I have come to realize that many of the plants that are considered generic weeds throughout the regional landscape are actually well loved, functional, and sustaining foods in other parts of the world. Call it the hunter-gatherer African in me, perhaps, but here are some observations and thoughts on foraging.
Foraging and its possibilities have been gained a new renewal following on the popularity of the 21st century edible food movement over the last 5 years. As Thomas mentioned, groups have set up maps and websites dedicated to the art of foraging. When considering foraging in public spaces, some common questions swirl: what is considered public, and when is it not ok? There is no exact answer other than applying common sense practices and asking the authority in question. But foraging can be and is a wonderful thing!
[Tomatoes and Flowering Parnsip, a combination for beneficial insect control]
Our property is a corner lot, everyone passes by, and thanks to the invention of chain link fence everyone can see our growing abundance and garden oasis: birds, squirrels, adults, and children. We have plants on our fence that happen to extend into the sidewalk from time to time. And on occasion our yard has become a foraging opportunity for the neighborhood, and that is ok. We have met new friends and shown some neighborly face time behind our garden. The Irish twins rush the sidewalk in late -May when they know the raspberries are sneaking on in. Our Asian neighbors eye our daylily flowers as they too get included as ingredients in some delightful recipes.
One group, Fallen Fruit, http://www.fallenfruit.org/, capitalizes on public space edibles. They take an organized and civil guerilla gardening approach with food! The art of fruit mapping is great and works, of course with the consent of the homeowners and neighborhoods. Communities can become better acquainted by allowing foraging to occur. If you have too much of something, spread the word and share with others. Allow those willing to pick in unkempt or ignored locations to pick them and share. Some folks make a living this way! Another similar group includes http://www.neighborhoodfruit.com/ where the “share and share alike” mentality for foraging flourishes.
In closing, foraging can lead to many benefits such as the creation of more productive public spaces or the strengthening of community bonds.
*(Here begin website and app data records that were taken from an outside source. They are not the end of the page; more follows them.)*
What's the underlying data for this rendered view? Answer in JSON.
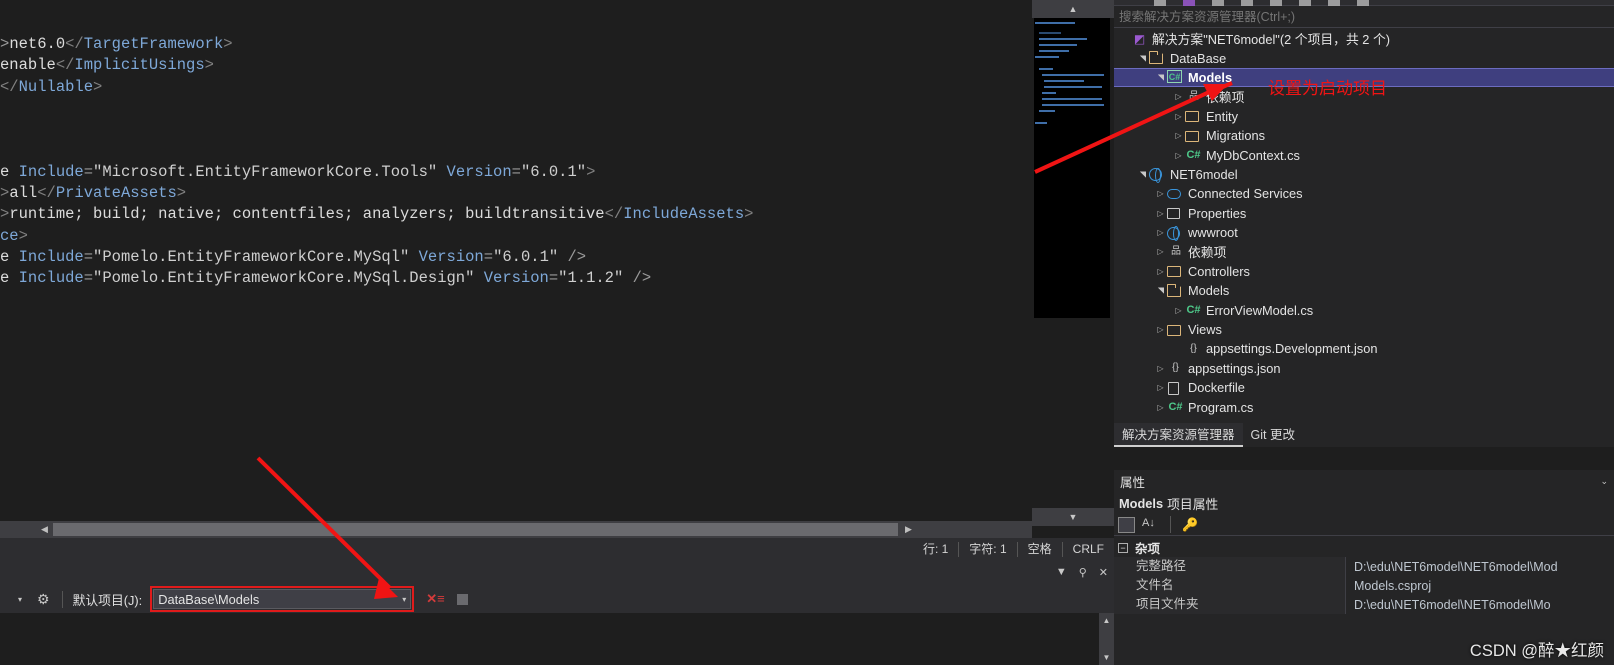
{
  "editor": {
    "lines": [
      {
        "id": "l1",
        "parts": [
          {
            "t": "punct",
            "s": ">"
          },
          {
            "t": "txt",
            "s": "net6.0"
          },
          {
            "t": "tagp",
            "s": "</"
          },
          {
            "t": "tag",
            "s": "TargetFramework"
          },
          {
            "t": "tagp",
            "s": ">"
          }
        ]
      },
      {
        "id": "l2",
        "parts": [
          {
            "t": "txt",
            "s": "enable"
          },
          {
            "t": "tagp",
            "s": "</"
          },
          {
            "t": "tag",
            "s": "ImplicitUsings"
          },
          {
            "t": "tagp",
            "s": ">"
          }
        ]
      },
      {
        "id": "l3",
        "parts": [
          {
            "t": "tagp",
            "s": "</"
          },
          {
            "t": "tag",
            "s": "Nullable"
          },
          {
            "t": "tagp",
            "s": ">"
          }
        ]
      },
      {
        "id": "l4",
        "parts": []
      },
      {
        "id": "l5",
        "parts": []
      },
      {
        "id": "l6",
        "parts": []
      },
      {
        "id": "l7",
        "parts": [
          {
            "t": "txt",
            "s": "e "
          },
          {
            "t": "attr",
            "s": "Include"
          },
          {
            "t": "punct",
            "s": "="
          },
          {
            "t": "str",
            "s": "\"Microsoft.EntityFrameworkCore.Tools\""
          },
          {
            "t": "txt",
            "s": " "
          },
          {
            "t": "attr",
            "s": "Version"
          },
          {
            "t": "punct",
            "s": "="
          },
          {
            "t": "str",
            "s": "\"6.0.1\""
          },
          {
            "t": "tagp",
            "s": ">"
          }
        ]
      },
      {
        "id": "l8",
        "parts": [
          {
            "t": "tagp",
            "s": ">"
          },
          {
            "t": "txt",
            "s": "all"
          },
          {
            "t": "tagp",
            "s": "</"
          },
          {
            "t": "tag",
            "s": "PrivateAssets"
          },
          {
            "t": "tagp",
            "s": ">"
          }
        ]
      },
      {
        "id": "l9",
        "parts": [
          {
            "t": "tagp",
            "s": ">"
          },
          {
            "t": "txt",
            "s": "runtime; build; native; contentfiles; analyzers; buildtransitive"
          },
          {
            "t": "tagp",
            "s": "</"
          },
          {
            "t": "tag",
            "s": "IncludeAssets"
          },
          {
            "t": "tagp",
            "s": ">"
          }
        ]
      },
      {
        "id": "l10",
        "parts": [
          {
            "t": "tag",
            "s": "ce"
          },
          {
            "t": "tagp",
            "s": ">"
          }
        ]
      },
      {
        "id": "l11",
        "parts": [
          {
            "t": "txt",
            "s": "e "
          },
          {
            "t": "attr",
            "s": "Include"
          },
          {
            "t": "punct",
            "s": "="
          },
          {
            "t": "str",
            "s": "\"Pomelo.EntityFrameworkCore.MySql\""
          },
          {
            "t": "txt",
            "s": " "
          },
          {
            "t": "attr",
            "s": "Version"
          },
          {
            "t": "punct",
            "s": "="
          },
          {
            "t": "str",
            "s": "\"6.0.1\""
          },
          {
            "t": "punct",
            "s": " />"
          }
        ]
      },
      {
        "id": "l12",
        "parts": [
          {
            "t": "txt",
            "s": "e "
          },
          {
            "t": "attr",
            "s": "Include"
          },
          {
            "t": "punct",
            "s": "="
          },
          {
            "t": "str",
            "s": "\"Pomelo.EntityFrameworkCore.MySql.Design\""
          },
          {
            "t": "txt",
            "s": " "
          },
          {
            "t": "attr",
            "s": "Version"
          },
          {
            "t": "punct",
            "s": "="
          },
          {
            "t": "str",
            "s": "\"1.1.2\""
          },
          {
            "t": "punct",
            "s": " />"
          }
        ]
      }
    ],
    "scroll_left_arrow": "◀",
    "scroll_right_arrow": "▶"
  },
  "minimap": {
    "up_arrow": "▲",
    "down_arrow": "▼"
  },
  "status_bar": {
    "line": "行: 1",
    "char": "字符: 1",
    "indent": "空格",
    "eol": "CRLF"
  },
  "solution_explorer": {
    "search_placeholder": "搜索解决方案资源管理器(Ctrl+;)",
    "tree": [
      {
        "label": "解决方案\"NET6model\"(2 个项目，共 2 个)",
        "icon": "solution-icon",
        "indent": 0,
        "expander": "none",
        "selected": false
      },
      {
        "label": "DataBase",
        "icon": "folder-open-icon",
        "indent": 1,
        "expander": "open",
        "selected": false
      },
      {
        "label": "Models",
        "icon": "csharp-project-icon",
        "indent": 2,
        "expander": "open",
        "selected": true
      },
      {
        "label": "依赖项",
        "icon": "dependencies-icon",
        "indent": 3,
        "expander": "closed",
        "selected": false
      },
      {
        "label": "Entity",
        "icon": "folder-icon",
        "indent": 3,
        "expander": "closed",
        "selected": false
      },
      {
        "label": "Migrations",
        "icon": "folder-icon",
        "indent": 3,
        "expander": "closed",
        "selected": false
      },
      {
        "label": "MyDbContext.cs",
        "icon": "csharp-file-icon",
        "indent": 3,
        "expander": "closed",
        "selected": false
      },
      {
        "label": "NET6model",
        "icon": "web-project-icon",
        "indent": 1,
        "expander": "open",
        "selected": false
      },
      {
        "label": "Connected Services",
        "icon": "cloud-icon",
        "indent": 2,
        "expander": "closed",
        "selected": false
      },
      {
        "label": "Properties",
        "icon": "properties-icon",
        "indent": 2,
        "expander": "closed",
        "selected": false
      },
      {
        "label": "wwwroot",
        "icon": "globe-icon",
        "indent": 2,
        "expander": "closed",
        "selected": false
      },
      {
        "label": "依赖项",
        "icon": "dependencies-icon",
        "indent": 2,
        "expander": "closed",
        "selected": false
      },
      {
        "label": "Controllers",
        "icon": "folder-icon",
        "indent": 2,
        "expander": "closed",
        "selected": false
      },
      {
        "label": "Models",
        "icon": "folder-open-icon",
        "indent": 2,
        "expander": "open",
        "selected": false
      },
      {
        "label": "ErrorViewModel.cs",
        "icon": "csharp-file-icon",
        "indent": 3,
        "expander": "closed",
        "selected": false
      },
      {
        "label": "Views",
        "icon": "folder-icon",
        "indent": 2,
        "expander": "closed",
        "selected": false
      },
      {
        "label": "appsettings.Development.json",
        "icon": "json-icon",
        "indent": 3,
        "expander": "none",
        "selected": false
      },
      {
        "label": "appsettings.json",
        "icon": "json-icon",
        "indent": 2,
        "expander": "closed",
        "selected": false
      },
      {
        "label": "Dockerfile",
        "icon": "file-icon",
        "indent": 2,
        "expander": "closed",
        "selected": false
      },
      {
        "label": "Program.cs",
        "icon": "csharp-file-icon",
        "indent": 2,
        "expander": "closed",
        "selected": false
      }
    ],
    "tabs": [
      {
        "label": "解决方案资源管理器",
        "active": true
      },
      {
        "label": "Git 更改",
        "active": false
      }
    ]
  },
  "properties": {
    "title": "属性",
    "collapse_chevron": "⌄",
    "subject_bold": "Models",
    "subject_rest": "项目属性",
    "category": "杂项",
    "category_toggle": "−",
    "rows": [
      {
        "key": "完整路径",
        "value": "D:\\edu\\NET6model\\NET6model\\Mod"
      },
      {
        "key": "文件名",
        "value": "Models.csproj"
      },
      {
        "key": "项目文件夹",
        "value": "D:\\edu\\NET6model\\NET6model\\Mo"
      }
    ]
  },
  "console": {
    "pin_icon": "📌",
    "close_icon": "✕",
    "dropdown_icon": "▼",
    "toolbar_chevron": "▾",
    "gear_icon": "⚙",
    "project_label": "默认项目(J):",
    "project_value": "DataBase\\Models",
    "combo_arrow": "▾",
    "clear_icon": "✕≡",
    "scroll_up": "▲",
    "scroll_down": "▼"
  },
  "annotations": {
    "set_startup_project": "设置为启动项目",
    "accent_red": "#f01414"
  },
  "watermark": "CSDN @醉★红颜"
}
Even if it means a small corner of your own space (or a client’s yard) can be dedicated to sharing a random pint or 3 of blueberries with family, friends, visitors alike. I like to think foraging can keep neighborly love (and healthy palettes) alive!
Jeanette Ankoma-Sey is a D.C. based landscape architect and a planting designer extraordinaire. She specializes in landscapes that provide sustenance, children's gardens, and school and botanical gardens. She teaches planting design at the George Washington University's Landscape Design Program.